Items from an interface collection:
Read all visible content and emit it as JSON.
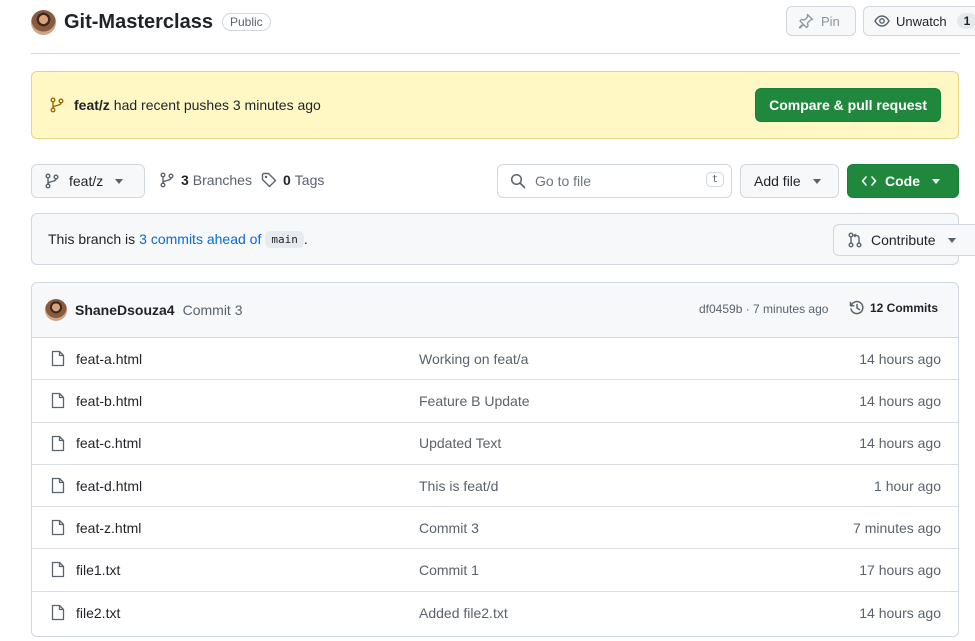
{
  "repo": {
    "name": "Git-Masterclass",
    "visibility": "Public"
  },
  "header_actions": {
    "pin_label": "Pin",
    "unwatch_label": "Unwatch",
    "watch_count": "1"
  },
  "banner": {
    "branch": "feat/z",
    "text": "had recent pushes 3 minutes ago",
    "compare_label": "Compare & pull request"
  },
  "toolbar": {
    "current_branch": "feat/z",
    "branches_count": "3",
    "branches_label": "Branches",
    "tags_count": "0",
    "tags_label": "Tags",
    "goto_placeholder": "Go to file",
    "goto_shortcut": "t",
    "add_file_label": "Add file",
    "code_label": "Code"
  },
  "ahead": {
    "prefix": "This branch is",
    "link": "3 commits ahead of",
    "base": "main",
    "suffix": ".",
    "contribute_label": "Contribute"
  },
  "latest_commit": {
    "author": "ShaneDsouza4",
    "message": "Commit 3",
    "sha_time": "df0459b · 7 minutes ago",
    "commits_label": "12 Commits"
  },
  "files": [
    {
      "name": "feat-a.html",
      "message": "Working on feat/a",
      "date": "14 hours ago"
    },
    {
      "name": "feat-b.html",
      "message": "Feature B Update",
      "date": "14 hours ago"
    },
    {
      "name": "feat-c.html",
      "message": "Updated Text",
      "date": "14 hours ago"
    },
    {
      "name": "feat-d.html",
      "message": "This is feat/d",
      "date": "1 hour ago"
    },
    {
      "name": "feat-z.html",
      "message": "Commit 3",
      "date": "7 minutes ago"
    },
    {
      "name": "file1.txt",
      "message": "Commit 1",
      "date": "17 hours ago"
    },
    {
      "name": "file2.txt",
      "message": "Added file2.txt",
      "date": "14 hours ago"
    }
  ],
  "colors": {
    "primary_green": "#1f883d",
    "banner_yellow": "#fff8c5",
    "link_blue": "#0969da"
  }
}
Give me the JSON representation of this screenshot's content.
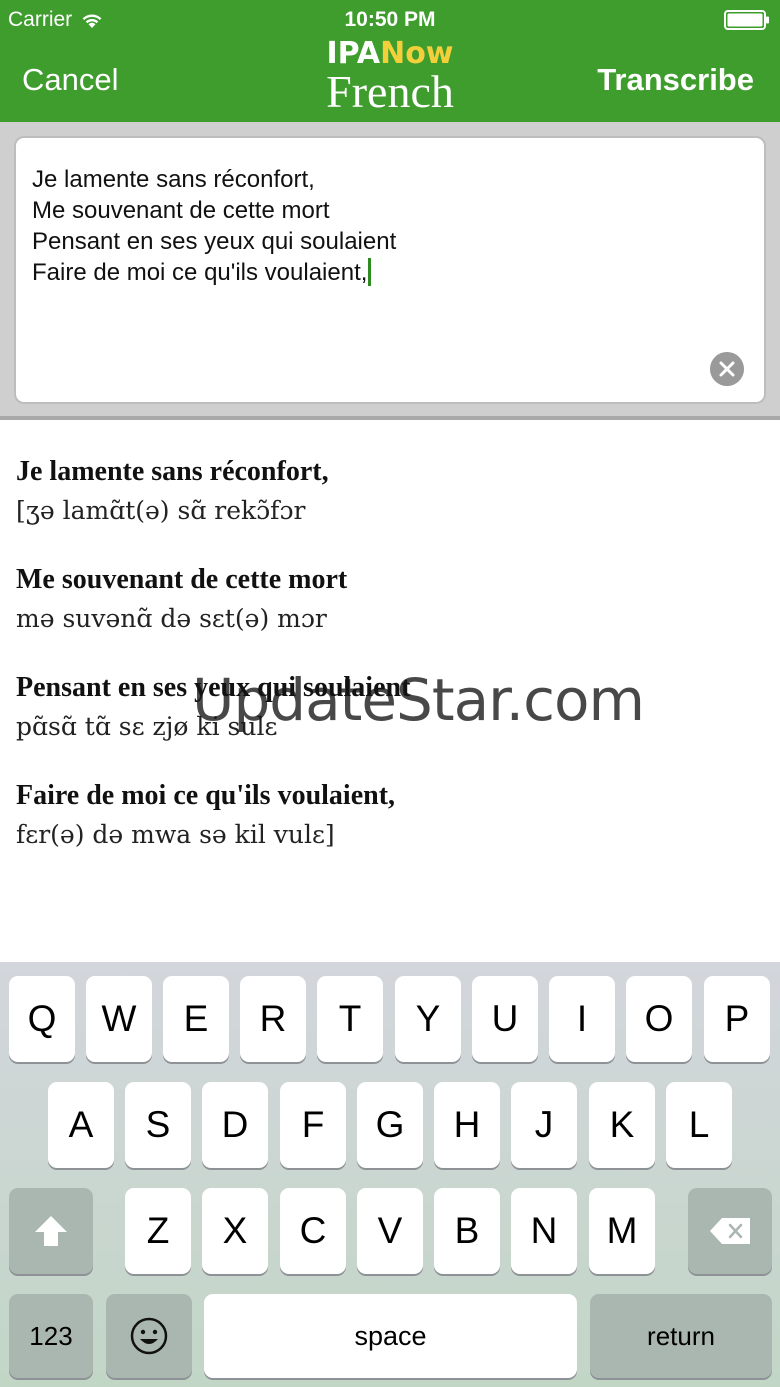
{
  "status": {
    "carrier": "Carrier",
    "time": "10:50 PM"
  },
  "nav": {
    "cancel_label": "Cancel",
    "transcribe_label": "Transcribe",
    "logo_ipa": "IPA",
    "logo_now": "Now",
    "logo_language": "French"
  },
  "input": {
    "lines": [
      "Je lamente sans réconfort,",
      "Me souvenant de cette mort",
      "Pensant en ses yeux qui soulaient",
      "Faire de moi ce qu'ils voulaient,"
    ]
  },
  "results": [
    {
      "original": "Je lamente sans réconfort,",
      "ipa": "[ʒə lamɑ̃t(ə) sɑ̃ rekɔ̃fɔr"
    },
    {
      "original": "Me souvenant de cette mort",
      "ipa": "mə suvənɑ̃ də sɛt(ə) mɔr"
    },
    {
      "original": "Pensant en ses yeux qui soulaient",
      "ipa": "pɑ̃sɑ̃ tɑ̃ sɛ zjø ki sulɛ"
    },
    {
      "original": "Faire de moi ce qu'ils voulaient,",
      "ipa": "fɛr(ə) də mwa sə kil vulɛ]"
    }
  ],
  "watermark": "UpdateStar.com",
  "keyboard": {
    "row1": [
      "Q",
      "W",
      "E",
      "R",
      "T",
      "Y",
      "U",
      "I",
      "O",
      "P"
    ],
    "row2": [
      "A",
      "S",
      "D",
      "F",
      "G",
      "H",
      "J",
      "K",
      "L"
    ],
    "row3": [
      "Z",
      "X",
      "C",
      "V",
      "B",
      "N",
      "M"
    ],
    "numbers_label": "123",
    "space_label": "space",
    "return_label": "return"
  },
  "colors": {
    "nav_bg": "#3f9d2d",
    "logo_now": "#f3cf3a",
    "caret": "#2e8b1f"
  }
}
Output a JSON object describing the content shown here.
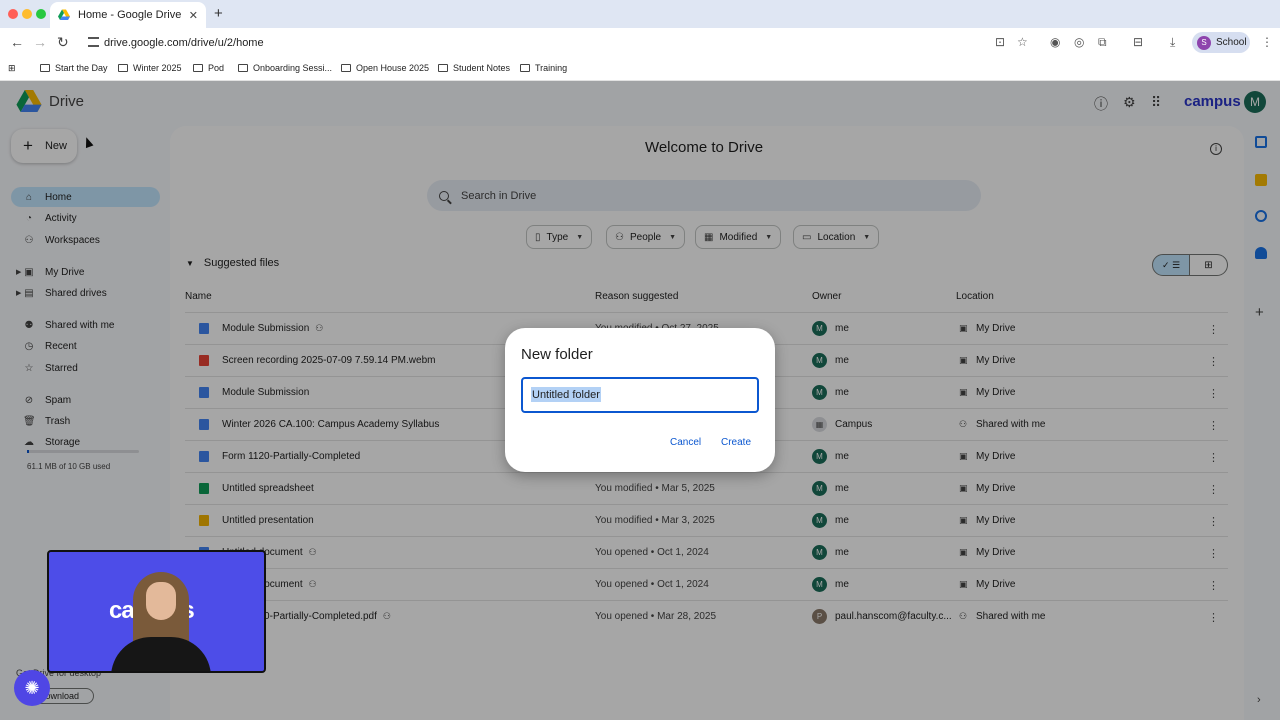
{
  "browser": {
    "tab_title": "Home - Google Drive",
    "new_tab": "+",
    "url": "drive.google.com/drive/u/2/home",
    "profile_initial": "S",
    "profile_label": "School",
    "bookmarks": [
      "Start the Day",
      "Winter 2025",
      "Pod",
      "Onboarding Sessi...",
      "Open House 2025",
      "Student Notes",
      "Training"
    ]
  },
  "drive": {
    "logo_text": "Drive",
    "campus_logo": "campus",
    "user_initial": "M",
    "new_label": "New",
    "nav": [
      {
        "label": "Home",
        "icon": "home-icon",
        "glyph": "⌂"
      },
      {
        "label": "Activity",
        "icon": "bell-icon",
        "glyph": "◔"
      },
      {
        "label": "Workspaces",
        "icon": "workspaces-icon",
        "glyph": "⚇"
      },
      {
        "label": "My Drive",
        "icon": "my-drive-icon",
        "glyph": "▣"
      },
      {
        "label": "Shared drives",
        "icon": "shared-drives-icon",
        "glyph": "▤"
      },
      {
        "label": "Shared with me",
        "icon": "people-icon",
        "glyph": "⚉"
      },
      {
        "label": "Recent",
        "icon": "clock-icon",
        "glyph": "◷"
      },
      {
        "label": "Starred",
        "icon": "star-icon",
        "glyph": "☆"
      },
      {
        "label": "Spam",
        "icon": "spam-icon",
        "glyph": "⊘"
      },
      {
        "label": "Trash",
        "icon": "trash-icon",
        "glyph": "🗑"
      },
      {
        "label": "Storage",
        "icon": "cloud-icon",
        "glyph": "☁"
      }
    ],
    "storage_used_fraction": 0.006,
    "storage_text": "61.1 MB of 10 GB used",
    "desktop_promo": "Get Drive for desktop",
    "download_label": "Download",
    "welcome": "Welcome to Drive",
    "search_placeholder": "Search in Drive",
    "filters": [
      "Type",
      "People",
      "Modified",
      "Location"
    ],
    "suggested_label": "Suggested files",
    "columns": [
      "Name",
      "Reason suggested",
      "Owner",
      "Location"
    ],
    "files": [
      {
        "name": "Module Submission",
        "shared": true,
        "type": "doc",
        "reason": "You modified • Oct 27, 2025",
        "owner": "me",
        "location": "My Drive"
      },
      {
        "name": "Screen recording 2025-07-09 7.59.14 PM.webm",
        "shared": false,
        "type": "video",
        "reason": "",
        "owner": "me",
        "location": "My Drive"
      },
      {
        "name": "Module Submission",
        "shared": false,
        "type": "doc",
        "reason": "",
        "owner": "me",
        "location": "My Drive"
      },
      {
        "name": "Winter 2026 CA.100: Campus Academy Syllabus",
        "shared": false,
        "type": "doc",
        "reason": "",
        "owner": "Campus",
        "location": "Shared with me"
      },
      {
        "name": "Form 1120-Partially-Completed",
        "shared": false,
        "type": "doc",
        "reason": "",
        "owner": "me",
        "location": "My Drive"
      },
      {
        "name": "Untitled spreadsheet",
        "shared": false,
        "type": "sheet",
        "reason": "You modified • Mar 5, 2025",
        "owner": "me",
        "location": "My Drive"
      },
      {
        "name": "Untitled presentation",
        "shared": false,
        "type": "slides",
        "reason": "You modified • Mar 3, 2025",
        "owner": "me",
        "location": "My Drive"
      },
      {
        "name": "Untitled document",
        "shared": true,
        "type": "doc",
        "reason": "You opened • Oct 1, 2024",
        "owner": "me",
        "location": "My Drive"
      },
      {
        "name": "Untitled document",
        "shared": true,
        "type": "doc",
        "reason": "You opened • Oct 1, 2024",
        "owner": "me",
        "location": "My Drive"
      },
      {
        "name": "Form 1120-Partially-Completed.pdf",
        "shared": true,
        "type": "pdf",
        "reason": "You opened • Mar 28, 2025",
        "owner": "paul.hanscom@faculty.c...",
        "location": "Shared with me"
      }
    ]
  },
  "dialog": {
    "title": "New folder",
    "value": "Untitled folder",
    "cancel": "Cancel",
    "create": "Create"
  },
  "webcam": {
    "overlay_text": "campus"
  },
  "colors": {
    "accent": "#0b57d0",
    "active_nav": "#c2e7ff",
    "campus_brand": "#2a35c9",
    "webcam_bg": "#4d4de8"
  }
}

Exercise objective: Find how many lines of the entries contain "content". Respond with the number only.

Solution for this task: 3